[Component data from apps and pages]

·····

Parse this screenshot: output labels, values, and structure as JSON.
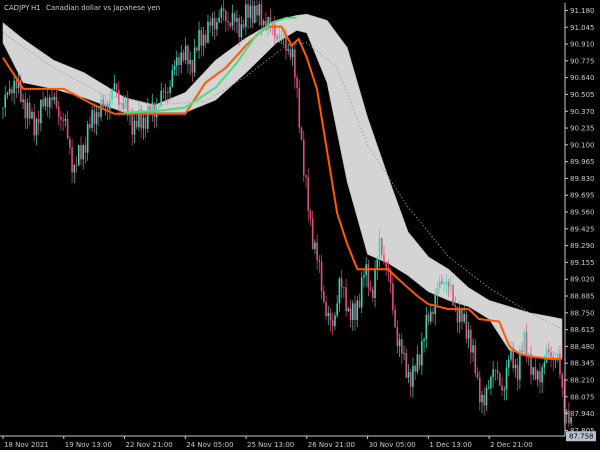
{
  "window": {
    "symbol": "CADJPY",
    "timeframe": "H1",
    "description": "Canadian dollar vs Japanese yen"
  },
  "colors": {
    "background": "#000000",
    "axis": "#c8c8c8",
    "bull_candle": "#3ad6b6",
    "bear_candle": "#e0507e",
    "cloud": "#e6e6e6",
    "upper_band": "#4fdc86",
    "lower_band": "#ff5a00",
    "mid_line": "#9a9a9a",
    "price_tag": "#b8c2ce"
  },
  "chart_data": {
    "type": "line",
    "title": "CADJPY, H1: Canadian dollar vs Japanese yen",
    "xlabel": "",
    "ylabel": "",
    "ylim": [
      87.76,
      91.24
    ],
    "grid": false,
    "y_ticks": [
      "91.180",
      "91.045",
      "90.910",
      "90.775",
      "90.640",
      "90.505",
      "90.370",
      "90.235",
      "90.100",
      "89.965",
      "89.830",
      "89.695",
      "89.560",
      "89.425",
      "89.290",
      "89.155",
      "89.020",
      "88.885",
      "88.750",
      "88.615",
      "88.480",
      "88.345",
      "88.210",
      "88.075",
      "87.940",
      "87.805"
    ],
    "x_ticks": [
      "18 Nov 2021",
      "19 Nov 13:00",
      "22 Nov 21:00",
      "24 Nov 05:00",
      "25 Nov 13:00",
      "26 Nov 21:00",
      "30 Nov 05:00",
      "1 Dec 13:00",
      "2 Dec 21:00"
    ],
    "x_positions": [
      0,
      60,
      120,
      180,
      240,
      300,
      360,
      420,
      480
    ],
    "x_max": 552,
    "current_price": "87.758",
    "series": [
      {
        "kind": "cloud_upper",
        "x": [
          0,
          20,
          50,
          80,
          120,
          150,
          180,
          210,
          240,
          270,
          290,
          300,
          320,
          340,
          360,
          380,
          400,
          420,
          440,
          460,
          480,
          500,
          520,
          540,
          552
        ],
        "values": [
          91.08,
          90.95,
          90.78,
          90.68,
          90.48,
          90.42,
          90.52,
          90.78,
          90.96,
          91.1,
          91.14,
          91.15,
          91.1,
          90.88,
          90.32,
          89.85,
          89.4,
          89.2,
          89.1,
          88.95,
          88.85,
          88.8,
          88.75,
          88.72,
          88.7
        ]
      },
      {
        "kind": "cloud_lower",
        "x": [
          0,
          20,
          50,
          80,
          120,
          150,
          180,
          210,
          240,
          270,
          290,
          300,
          320,
          340,
          360,
          380,
          400,
          420,
          440,
          460,
          480,
          500,
          520,
          540,
          552
        ],
        "values": [
          90.92,
          90.6,
          90.55,
          90.48,
          90.36,
          90.36,
          90.36,
          90.46,
          90.68,
          90.92,
          91.02,
          91.0,
          90.6,
          89.8,
          89.22,
          89.15,
          89.05,
          88.92,
          88.85,
          88.8,
          88.7,
          88.45,
          88.4,
          88.38,
          88.38
        ]
      },
      {
        "kind": "upper_band",
        "x": [
          120,
          150,
          180,
          210,
          230,
          250,
          265,
          280,
          290
        ],
        "values": [
          90.36,
          90.37,
          90.4,
          90.56,
          90.75,
          90.98,
          91.08,
          91.12,
          91.12
        ]
      },
      {
        "kind": "lower_band",
        "x": [
          0,
          20,
          30,
          60,
          90,
          110,
          130,
          160,
          180,
          200,
          220,
          240,
          260,
          275,
          285,
          292,
          300,
          310,
          320,
          330,
          340,
          350,
          360,
          380,
          400,
          410,
          420,
          440,
          460,
          470,
          490,
          500,
          510,
          520,
          540,
          552
        ],
        "values": [
          90.8,
          90.55,
          90.55,
          90.55,
          90.42,
          90.35,
          90.35,
          90.35,
          90.35,
          90.6,
          90.72,
          90.9,
          91.05,
          91.05,
          90.9,
          90.95,
          90.8,
          90.55,
          90.05,
          89.55,
          89.3,
          89.1,
          89.1,
          89.1,
          88.95,
          88.88,
          88.82,
          88.78,
          88.78,
          88.7,
          88.68,
          88.48,
          88.42,
          88.4,
          88.38,
          88.38
        ]
      },
      {
        "kind": "mid_line",
        "x": [
          0,
          50,
          100,
          150,
          200,
          240,
          280,
          300,
          330,
          360,
          400,
          440,
          480,
          520,
          552
        ],
        "values": [
          91.0,
          90.72,
          90.5,
          90.42,
          90.45,
          90.65,
          90.9,
          90.92,
          90.72,
          90.1,
          89.6,
          89.2,
          88.95,
          88.75,
          88.62
        ]
      },
      {
        "kind": "price",
        "x": [
          0,
          10,
          20,
          30,
          45,
          60,
          70,
          80,
          90,
          100,
          110,
          120,
          130,
          145,
          155,
          165,
          175,
          185,
          195,
          205,
          215,
          225,
          235,
          245,
          255,
          265,
          275,
          285,
          292,
          298,
          305,
          312,
          318,
          325,
          332,
          340,
          348,
          356,
          364,
          372,
          380,
          388,
          396,
          404,
          412,
          420,
          428,
          436,
          444,
          452,
          460,
          468,
          476,
          484,
          492,
          500,
          508,
          516,
          524,
          532,
          540,
          548,
          556,
          563
        ],
        "values": [
          90.4,
          90.62,
          90.45,
          90.25,
          90.5,
          90.3,
          89.9,
          90.1,
          90.35,
          90.4,
          90.55,
          90.4,
          90.25,
          90.35,
          90.45,
          90.6,
          90.85,
          90.75,
          90.95,
          91.05,
          91.15,
          91.1,
          91.05,
          91.2,
          91.12,
          91.05,
          90.95,
          90.85,
          90.4,
          89.8,
          89.4,
          89.1,
          88.8,
          88.6,
          89.0,
          88.8,
          88.7,
          89.1,
          88.9,
          89.3,
          89.1,
          88.6,
          88.35,
          88.2,
          88.45,
          88.7,
          88.9,
          89.05,
          88.85,
          88.7,
          88.6,
          88.2,
          88.0,
          88.35,
          88.1,
          88.4,
          88.3,
          88.55,
          88.2,
          88.3,
          88.45,
          88.35,
          87.95,
          87.76
        ]
      }
    ]
  }
}
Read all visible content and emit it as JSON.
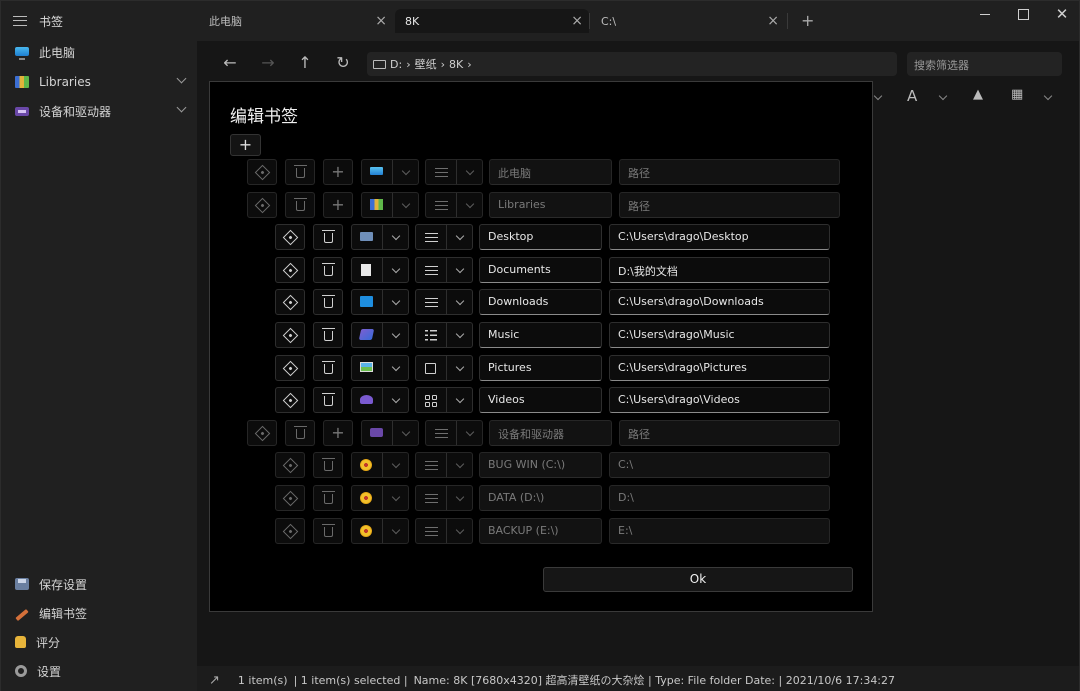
{
  "sidebar": {
    "title": "书签",
    "items": [
      {
        "label": "此电脑",
        "icon": "pc-icon"
      },
      {
        "label": "Libraries",
        "icon": "libraries-icon"
      },
      {
        "label": "设备和驱动器",
        "icon": "devices-icon"
      }
    ],
    "bottom": [
      {
        "label": "保存设置",
        "icon": "save-icon"
      },
      {
        "label": "编辑书签",
        "icon": "pencil-icon"
      },
      {
        "label": "评分",
        "icon": "thumbs-up-icon"
      },
      {
        "label": "设置",
        "icon": "gear-icon"
      }
    ]
  },
  "tabs": [
    {
      "label": "此电脑"
    },
    {
      "label": "8K"
    },
    {
      "label": "C:\\"
    }
  ],
  "navbar": {
    "crumbs": [
      "D:",
      "壁纸",
      "8K"
    ],
    "search_placeholder": "搜索筛选器"
  },
  "dialog": {
    "title": "编辑书签",
    "add_label": "+",
    "ok_label": "Ok",
    "rows": [
      {
        "name": "此电脑",
        "path": "路径",
        "icon": "pc",
        "view": "lines",
        "level": 0,
        "dim": true
      },
      {
        "name": "Libraries",
        "path": "路径",
        "icon": "lib",
        "view": "lines",
        "level": 0,
        "dim": true
      },
      {
        "name": "Desktop",
        "path": "C:\\Users\\drago\\Desktop",
        "icon": "desk",
        "view": "lines",
        "level": 1,
        "dim": false
      },
      {
        "name": "Documents",
        "path": "D:\\我的文档",
        "icon": "doc",
        "view": "lines",
        "level": 1,
        "dim": false
      },
      {
        "name": "Downloads",
        "path": "C:\\Users\\drago\\Downloads",
        "icon": "dl",
        "view": "lines",
        "level": 1,
        "dim": false
      },
      {
        "name": "Music",
        "path": "C:\\Users\\drago\\Music",
        "icon": "music",
        "view": "list",
        "level": 1,
        "dim": false
      },
      {
        "name": "Pictures",
        "path": "C:\\Users\\drago\\Pictures",
        "icon": "pic",
        "view": "square",
        "level": 1,
        "dim": false
      },
      {
        "name": "Videos",
        "path": "C:\\Users\\drago\\Videos",
        "icon": "vid",
        "view": "grid",
        "level": 1,
        "dim": false
      },
      {
        "name": "设备和驱动器",
        "path": "路径",
        "icon": "dev",
        "view": "lines",
        "level": 0,
        "dim": true
      },
      {
        "name": "BUG WIN (C:\\)",
        "path": "C:\\",
        "icon": "disk",
        "view": "lines",
        "level": 1,
        "dim": true
      },
      {
        "name": "DATA (D:\\)",
        "path": "D:\\",
        "icon": "disk",
        "view": "lines",
        "level": 1,
        "dim": true
      },
      {
        "name": "BACKUP (E:\\)",
        "path": "E:\\",
        "icon": "disk",
        "view": "lines",
        "level": 1,
        "dim": true
      }
    ]
  },
  "status": {
    "items": "1 item(s)",
    "selected": "| 1 item(s) selected |",
    "details": "Name: 8K [7680x4320]  超高清壁纸の大杂烩 | Type: File folder Date: | 2021/10/6 17:34:27"
  }
}
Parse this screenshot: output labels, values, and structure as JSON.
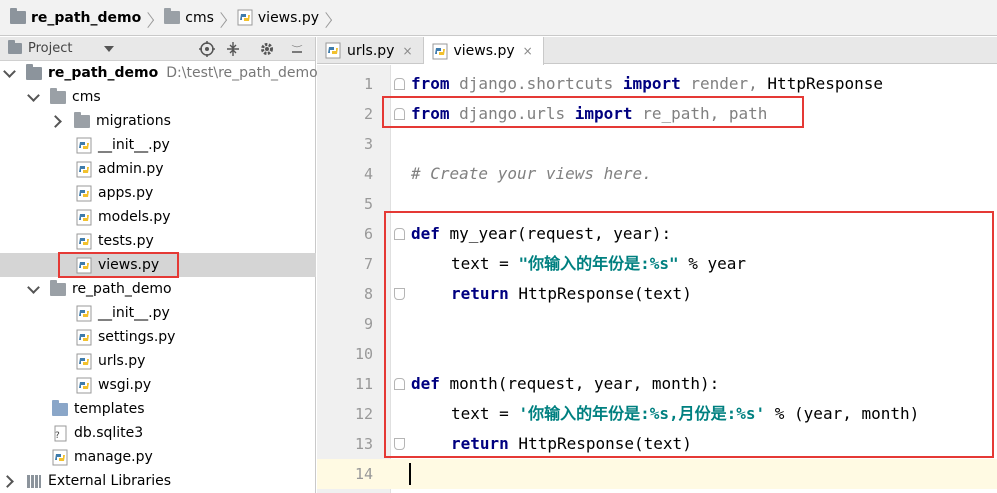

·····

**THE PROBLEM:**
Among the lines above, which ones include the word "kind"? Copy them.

**SOLUTION TO THE EXERCISE:**
        "kind": "cloud_upper",
        "kind": "cloud_lower",
        "kind": "upper_band",
        "kind": "lower_band",
        "kind": "mid_line",
        "kind": "price",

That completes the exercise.